Returns to Social Security's Old Age and Survivors Insurance (OASI) program vary across socioeconomic groups because of progressivity in the benefit formula, spousal and widowhood provisions, differential mortality rates, and other factors. This paper computes the rate of return to OASI contributions and the implied intracohort transfers, distinguishing between a number of socioeconomic characteristics: males and females; blacks and whites; single persons and married couples (with several force participation scenarios); and low, medium, and high incomes. Accounting for the fact that mortality rates differ not only by age, sex, and race, but also by marital status and household income, the authors find that income transfers from blacks to whites and from high-income to low-income individuals are smaller than Vital Statistics mortality rates predict. The authors also assess the effects of raising the Normal Retirement Age, increasing the contribution rate, and reducing benefits on differentials in returns to OASI, and the authors illustrate the potential impacts of reform amendments on various income categories and the 1930-1970 birth cohorts.
Panis, Constantijn (Stan) and Lee A. Lillard, Socioeconomic Differentials in the Returns to Social Security.
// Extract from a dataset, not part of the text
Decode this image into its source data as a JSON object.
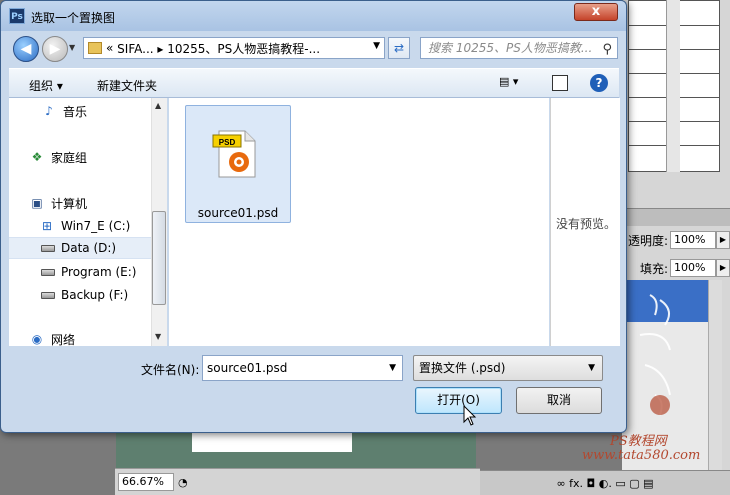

Santa Monica, CA: RAND Corporation, 1996. https://www.rand.org/pubs/drafts/DRU1327.html.
Panis, Constantijn (Stan) and Lee A. Lillard, Socioeconomic Differentials in the Returns to Social Security, Santa Monica, Calif.: RAND Corporation, DRU-1327-NIA, 1996. As of May 11, 2022: https://www.rand.org/pubs/drafts/DRU1327.html